Yet Another Unintended Central Planning Consequence: Running To Stand Still
Via Louis-Vincent Gave of GK Research (A Gavekal Company),
Lemmings And The Quandary of Negative Real Rates
For most portfolio managers, investable assets can be thought of as sitting somewhere on the risk-return curve shown below. Of course, depending on valuations at a particular point in time, positioning in the economic cycle, or overall geopolitical risks, some of the relative positions may change. But over long periods, investable assets have tended to display the risk-reward characteristics highlighted by the efficient frontier below.
Now in recent decades, investors could assume that across the length of an economic cycle, almost all investments would provide a positive real return. Diversification across the curve made ample sense, and this is precisely what happened: looking at the stock of global assets, one sees that out of an estimated $209trn in global financial assets (excluding real estate), $52trn sits in equity with $45trn in government debt, $65trn in loans (possibly a good chunk of which finances real estate), and $46trn in corporate debt. In other words, roughly one quarter of the world’s financial assets are in equity (on the top-right hand of the risk-return curve) with three quarters in debt (at the bottom left of the curve). This asset mix brings us to the policies followed today by most Western central banks of guaranteeing negative real rates for as long as the eye can see. This policy of negative real rates has an obvious goal: push out investors from the bottom left of the curve to the top right, thereby boosting animal spirits, creating jobs, and returning Western economies to a more solid growth environment. But could these policies suffer from the law of unintended consequences?
If we look at the risk-return curve today it is obvious that 75% of global financial assets are now locking in real losses, unless of course, inflation collapses and deflation takes hold in the major economies. Consider a 2 year treasury bond yielding 0.25% as an example. With inflation running at around 1.7%, anyone buying such an instrument is locking in a -1.5% real capital loss for the next two years. The same argument can be made for Germany where yields are even lower than in the US, even if inflation is running at the same pace (and likely to accelerate further), or indeed Japan, France or the UK... In short, in today’s world, it is almost impossible to gather any kind of real returns on fixed income instruments without either taking significant duration risk and/or quality risk, i.e.: moving up to the right of the curve.
Now let us assume for a second that the world will be spared a massive deflationary wave and that, consequently, the assets at the bottom left of the curve will lose 1.5% real per year every year for the next five years. This means that, for global assets to stay roughly in the same place, equities will need to provide a real return of 4.5% per annum every year for five years. This is broadly in line with the long term return of equity markets and, given that global equities are not blatantly overvalued, such returns may well be achieved. However, it is important to note that such returns will only serve to compensate for the capital destruction taking place in the fixed income market. Real returns on equities of 4.5% will not leave us any richer compared to our starting level. This means that investors will have effectively spent five years on a treadmill running to stand still. When you consider that no asset growth was registered in the previous five years, we are facing a whole decade devoid of capital accumulation. Given the world’s ageing population, isn’t this bound to be problematic?

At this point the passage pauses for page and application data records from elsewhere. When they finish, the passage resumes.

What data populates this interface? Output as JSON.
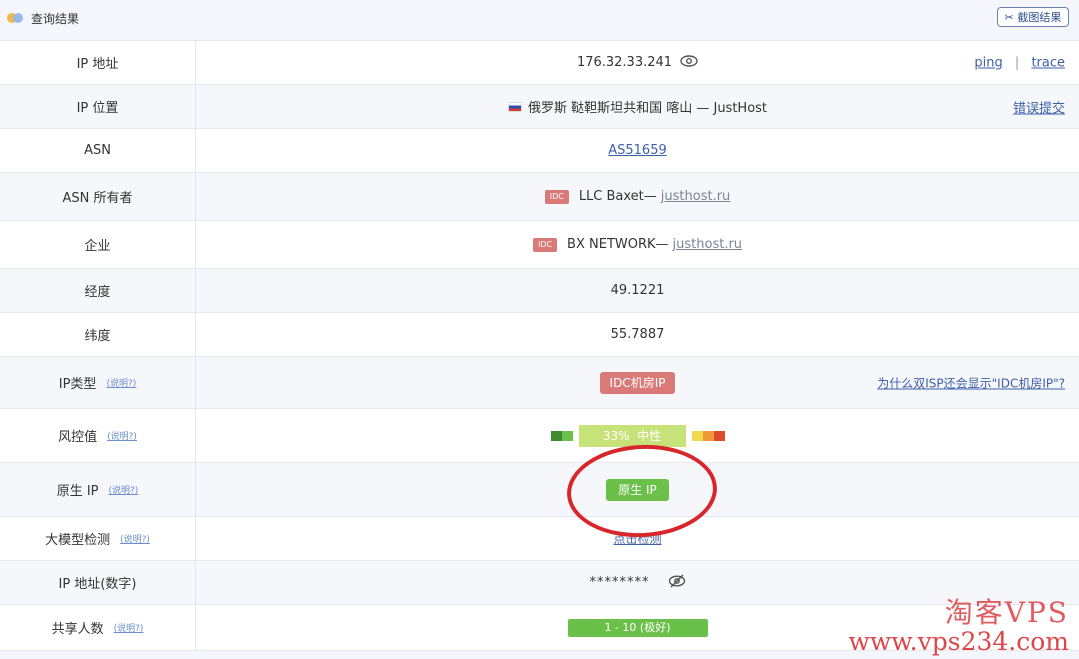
{
  "header": {
    "title": "查询结果",
    "screenshot_button": "截图结果"
  },
  "rows": {
    "ip": {
      "label": "IP 地址",
      "value": "176.32.33.241",
      "ping": "ping",
      "sep": "|",
      "trace": "trace"
    },
    "location": {
      "label": "IP 位置",
      "value": "俄罗斯 鞑靼斯坦共和国 喀山 — JustHost",
      "report": "错误提交"
    },
    "asn": {
      "label": "ASN",
      "value": "AS51659"
    },
    "asn_owner": {
      "label": "ASN 所有者",
      "badge": "IDC",
      "name": "LLC Baxet—",
      "domain": "justhost.ru"
    },
    "enterprise": {
      "label": "企业",
      "badge": "IDC",
      "name": "BX NETWORK—",
      "domain": "justhost.ru"
    },
    "longitude": {
      "label": "经度",
      "value": "49.1221"
    },
    "latitude": {
      "label": "纬度",
      "value": "55.7887"
    },
    "ip_type": {
      "label": "IP类型",
      "help": "(说明?)",
      "value": "IDC机房IP",
      "question": "为什么双ISP还会显示\"IDC机房IP\"?"
    },
    "risk": {
      "label": "风控值",
      "help": "(说明?)",
      "score": "33%",
      "level": "中性",
      "fraction": 0.33
    },
    "native": {
      "label": "原生 IP",
      "help": "(说明?)",
      "value": "原生 IP"
    },
    "llm": {
      "label": "大模型检测",
      "help": "(说明?)",
      "value": "点击检测"
    },
    "ip_numeric": {
      "label": "IP 地址(数字)",
      "value": "********"
    },
    "shared": {
      "label": "共享人数",
      "help": "(说明?)",
      "value": "1 - 10 (极好)"
    }
  },
  "watermark": {
    "top": "淘客VPS",
    "bottom": "www.vps234.com"
  },
  "colors": {
    "idc": "#d97a78",
    "green": "#6bc04a",
    "risk_mid": "#c8e27a",
    "annotation": "#d8262b",
    "link": "#3d5fa8"
  }
}
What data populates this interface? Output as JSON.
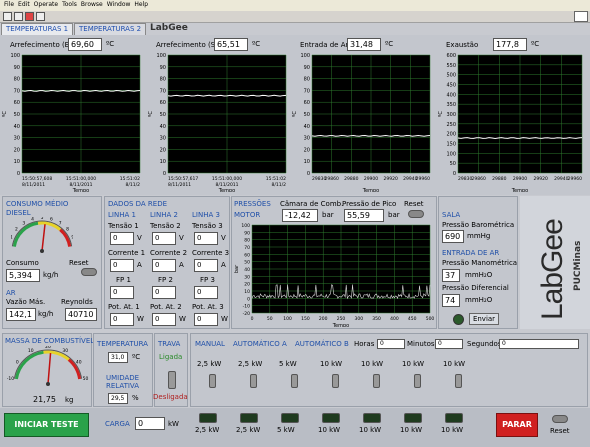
{
  "menu": [
    "File",
    "Edit",
    "Operate",
    "Tools",
    "Browse",
    "Window",
    "Help"
  ],
  "tabs": [
    "TEMPERATURAS 1",
    "TEMPERATURAS 2"
  ],
  "logo_small": "LabGee",
  "graphs": [
    {
      "title": "Arrefecimento (Entrada)",
      "value": "69,60",
      "unit": "ºC",
      "ylabel": "ºC",
      "xlabel": "Tempo",
      "yticks": [
        "100",
        "90",
        "80",
        "70",
        "60",
        "50",
        "40",
        "30",
        "20",
        "10",
        "0"
      ],
      "xticks": [
        "15:50:57,608\n8/11/2011",
        "15:51:00,000\n8/11/2011",
        "15:51:02\n8/11/2"
      ]
    },
    {
      "title": "Arrefecimento (Saída)",
      "value": "65,51",
      "unit": "ºC",
      "ylabel": "ºC",
      "xlabel": "Tempo",
      "yticks": [
        "100",
        "90",
        "80",
        "70",
        "60",
        "50",
        "40",
        "30",
        "20",
        "10",
        "0"
      ],
      "xticks": [
        "15:50:57,617\n8/11/2011",
        "15:51:00,000\n8/11/2011",
        "15:51:02\n8/11/2"
      ]
    },
    {
      "title": "Entrada de Ar",
      "value": "31,48",
      "unit": "ºC",
      "ylabel": "ºC",
      "xlabel": "Tempo",
      "yticks": [
        "100",
        "90",
        "80",
        "70",
        "60",
        "50",
        "40",
        "30",
        "20",
        "10",
        "0"
      ],
      "xticks": [
        "29830",
        "29860",
        "29880",
        "29900",
        "29920",
        "29940",
        "29960"
      ]
    },
    {
      "title": "Exaustão",
      "value": "177,8",
      "unit": "ºC",
      "ylabel": "ºC",
      "xlabel": "Tempo",
      "yticks": [
        "600",
        "550",
        "500",
        "450",
        "400",
        "350",
        "300",
        "250",
        "200",
        "150",
        "100",
        "50",
        "0"
      ],
      "xticks": [
        "29830",
        "29860",
        "29880",
        "29900",
        "29920",
        "29940",
        "29960"
      ]
    }
  ],
  "consumo": {
    "title": "CONSUMO MÉDIO",
    "subtitle": "DIESEL",
    "consumo_label": "Consumo",
    "reset_label": "Reset",
    "value": "5,394",
    "unit": "kg/h",
    "gauge_ticks": [
      "0",
      "1",
      "2",
      "3",
      "4",
      "5",
      "6",
      "7",
      "8",
      "9",
      "10"
    ],
    "ar_label": "AR",
    "vazao_label": "Vazão Más.",
    "reynolds_label": "Reynolds",
    "vazao_value": "142,1",
    "vazao_unit": "kg/h",
    "reynolds_value": "40710"
  },
  "rede": {
    "title": "DADOS DA REDE",
    "lines": [
      {
        "name": "LINHA 1",
        "tensao_label": "Tensão 1",
        "tensao": "0",
        "tensao_unit": "V",
        "corrente_label": "Corrente 1",
        "corrente": "0",
        "corrente_unit": "A",
        "fp_label": "FP 1",
        "fp": "0",
        "pot_label": "Pot. At. 1",
        "pot": "0",
        "pot_unit": "W"
      },
      {
        "name": "LINHA 2",
        "tensao_label": "Tensão 2",
        "tensao": "0",
        "tensao_unit": "V",
        "corrente_label": "Corrente 2",
        "corrente": "0",
        "corrente_unit": "A",
        "fp_label": "FP 2",
        "fp": "0",
        "pot_label": "Pot. At. 2",
        "pot": "0",
        "pot_unit": "W"
      },
      {
        "name": "LINHA 3",
        "tensao_label": "Tensão 3",
        "tensao": "0",
        "tensao_unit": "V",
        "corrente_label": "Corrente 3",
        "corrente": "0",
        "corrente_unit": "A",
        "fp_label": "FP 3",
        "fp": "0",
        "pot_label": "Pot. At. 3",
        "pot": "0",
        "pot_unit": "W"
      }
    ]
  },
  "pressoes": {
    "title": "PRESSÕES",
    "motor": "MOTOR",
    "camara_label": "Câmara de Comb.",
    "pico_label": "Pressão de Pico",
    "reset_label": "Reset",
    "camara_value": "-12,42",
    "camara_unit": "bar",
    "pico_value": "55,59",
    "pico_unit": "bar",
    "ylabel": "bar",
    "xlabel": "Tempo",
    "yticks": [
      "100",
      "90",
      "80",
      "70",
      "60",
      "50",
      "40",
      "30",
      "20",
      "10",
      "0",
      "-10",
      "-20"
    ],
    "xticks": [
      "0",
      "50",
      "100",
      "150",
      "200",
      "250",
      "300",
      "350",
      "400",
      "450",
      "500"
    ]
  },
  "sala": {
    "title": "SALA",
    "baro_label": "Pressão Barométrica",
    "baro_value": "690",
    "baro_unit": "mmHg",
    "entrada_ar": "ENTRADA DE AR",
    "mano_label": "Pressão Manométrica",
    "mano_value": "37",
    "mano_unit": "mmH₂O",
    "dif_label": "Pressão Diferencial",
    "dif_value": "74",
    "dif_unit": "mmH₂O",
    "enviar": "Enviar"
  },
  "logo_big": "LabGee",
  "logo_sub": "PUCMinas",
  "massa": {
    "title": "MASSA DE COMBUSTÍVEL",
    "value": "21,75",
    "unit": "kg",
    "gauge_ticks": [
      "-10",
      "0",
      "10",
      "20",
      "30",
      "40",
      "50"
    ]
  },
  "temperatura": {
    "title": "TEMPERATURA",
    "value": "31,0",
    "unit": "ºC",
    "umidade_label": "UMIDADE RELATIVA",
    "umidade_value": "29,5",
    "umidade_unit": "%"
  },
  "trava": {
    "title": "TRAVA",
    "ligada": "Ligada",
    "desligada": "Desligada"
  },
  "cargas": {
    "tabs": [
      "MANUAL",
      "AUTOMÁTICO A",
      "AUTOMÁTICO B"
    ],
    "horas_label": "Horas",
    "horas": "0",
    "minutos_label": "Minutos",
    "minutos": "0",
    "segundos_label": "Segundos",
    "segundos": "0",
    "labels": [
      "2,5 kW",
      "2,5 kW",
      "5 kW",
      "10 kW",
      "10 kW",
      "10 kW",
      "10 kW"
    ]
  },
  "bottom": {
    "iniciar": "INICIAR TESTE",
    "carga_label": "CARGA",
    "carga_value": "0",
    "carga_unit": "kW",
    "parar": "PARAR",
    "reset": "Reset"
  },
  "colors": {
    "start_green": "#2aa24a",
    "stop_red": "#d02020",
    "label_blue": "#1f4fa8",
    "plot_line": "#ffffff",
    "grid": "#2e7a2e"
  }
}
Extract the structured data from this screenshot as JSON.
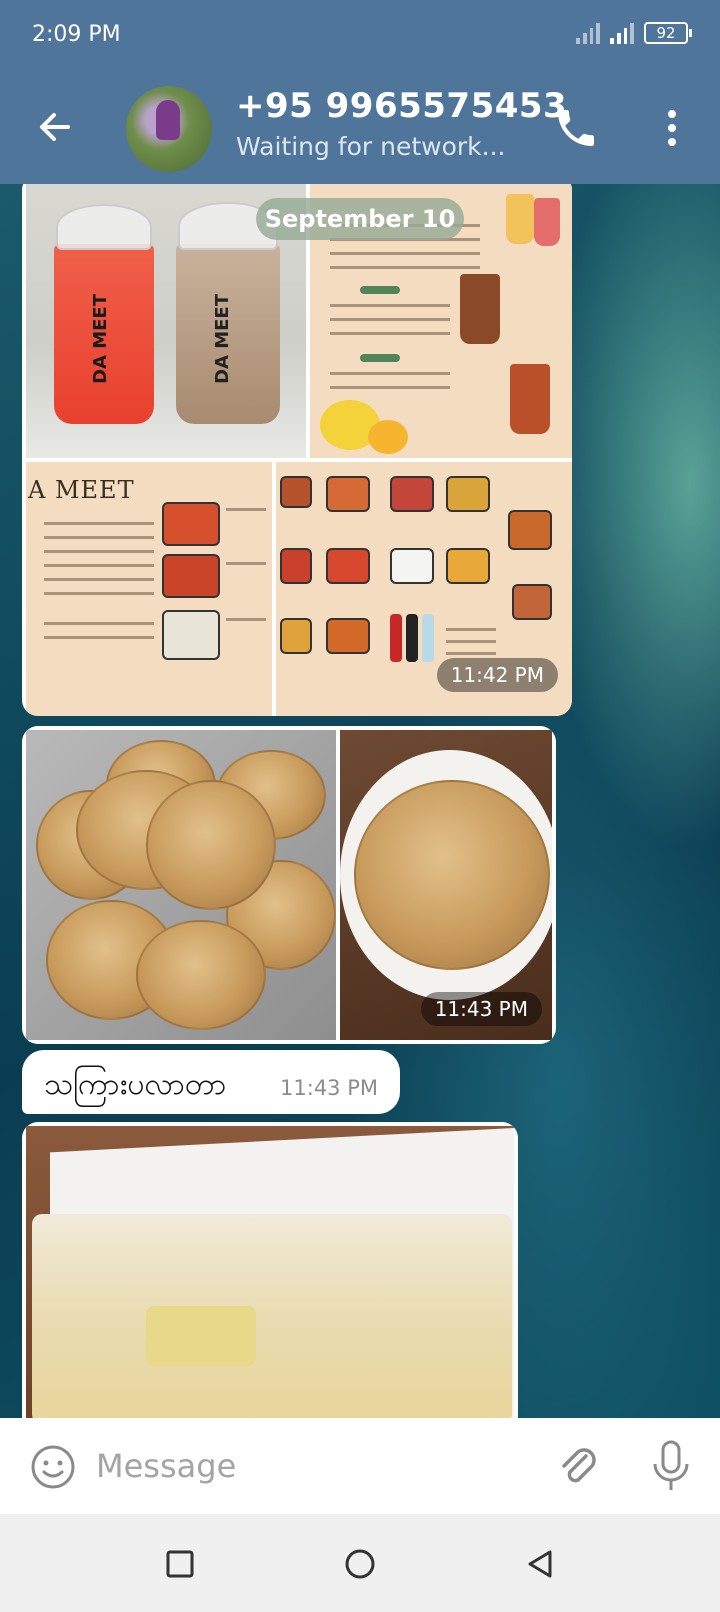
{
  "status_bar": {
    "time": "2:09 PM",
    "battery": "92"
  },
  "header": {
    "title": "+95 9965575453",
    "subtitle": "Waiting for network..."
  },
  "chat": {
    "date_label": "September 10",
    "album1": {
      "time": "11:42 PM",
      "photos": [
        "drinks-photo",
        "drinks-menu-photo",
        "noodle-menu-photo",
        "food-menu-photo"
      ],
      "menu_heading": "A MEET",
      "cup_brand": "DA MEET"
    },
    "album2": {
      "time": "11:43 PM",
      "photos": [
        "paratha-stack-photo",
        "paratha-plate-photo"
      ]
    },
    "text_message": {
      "text": "သကြားပလာတာ",
      "time": "11:43 PM"
    },
    "photo3": {
      "name": "roti-photo"
    }
  },
  "composer": {
    "placeholder": "Message"
  },
  "colors": {
    "header": "#50759b",
    "bubble": "#ffffff",
    "nav": "#f0f0f0"
  },
  "icons": [
    "back-arrow-icon",
    "phone-icon",
    "more-vertical-icon",
    "emoji-icon",
    "attach-icon",
    "mic-icon",
    "square-nav-icon",
    "circle-nav-icon",
    "triangle-nav-icon"
  ]
}
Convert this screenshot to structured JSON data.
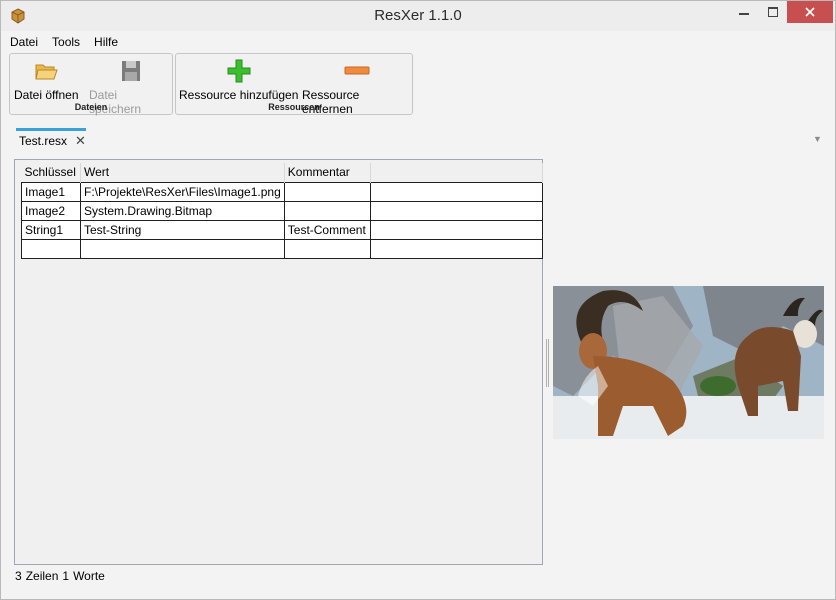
{
  "window": {
    "title": "ResXer 1.1.0"
  },
  "menu": [
    "Datei",
    "Tools",
    "Hilfe"
  ],
  "ribbon": {
    "groups": [
      {
        "label": "Dateien",
        "buttons": [
          {
            "label": "Datei öffnen",
            "icon": "folder-open-icon",
            "enabled": true
          },
          {
            "label": "Datei speichern",
            "icon": "floppy-disk-icon",
            "enabled": false
          }
        ]
      },
      {
        "label": "Ressourcen",
        "buttons": [
          {
            "label": "Ressource hinzufügen",
            "icon": "plus-icon",
            "enabled": true
          },
          {
            "label": "Ressource entfernen",
            "icon": "minus-icon",
            "enabled": true
          }
        ]
      }
    ]
  },
  "tab": {
    "label": "Test.resx",
    "close": "✕"
  },
  "grid": {
    "columns": [
      "Schlüssel",
      "Wert",
      "Kommentar"
    ],
    "rows": [
      [
        "Image1",
        "F:\\Projekte\\ResXer\\Files\\Image1.png",
        ""
      ],
      [
        "Image2",
        "System.Drawing.Bitmap",
        ""
      ],
      [
        "String1",
        "Test-String",
        "Test-Comment"
      ]
    ]
  },
  "status": {
    "lines": "3",
    "lines_label": "Zeilen",
    "words": "1",
    "words_label": "Worte"
  },
  "colors": {
    "close_button": "#c74f4f",
    "tab_accent": "#3aa2d8",
    "add_green": "#3cbf2f",
    "remove_orange": "#f08a3c"
  }
}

Indeed, at a time when most pension funds are already far under water, does a policy that locks in real losses for plan managers really make sense? In short, can the world today afford the real capital destruction central banks are engineering through negative real rates (perhaps we can if that capital destruction mostly occurs on the central banks’ own balance sheets?). This quandary brings us back to the law of unintended consequences: just like the pensioner who, sitting on a fixed amount of capital, will simply buy more and more bonds as interest rates are pushed down (for he needs a fixed level of income—witness Japan over the past twenty years), won’t the world’s pension funds, sitting on real losses because of their existing large fixed income holdings, prove ever more resistant to moving to the far right of the curve? Could the negative real interest rate policies, by destroying capital, guarantee the world a period of sub-par investment growth, sub-par productivity growth, and sub-par economic growth instead? This is what occurred in Japan for a decade, once the bank of Japan moved to a zero rate policy. Basically, ZIRP meant the banks could not make much money, nor were they interested in taking much risk or making loans. And without bank credit, the economy just puttered along, while equities continuously de-rated.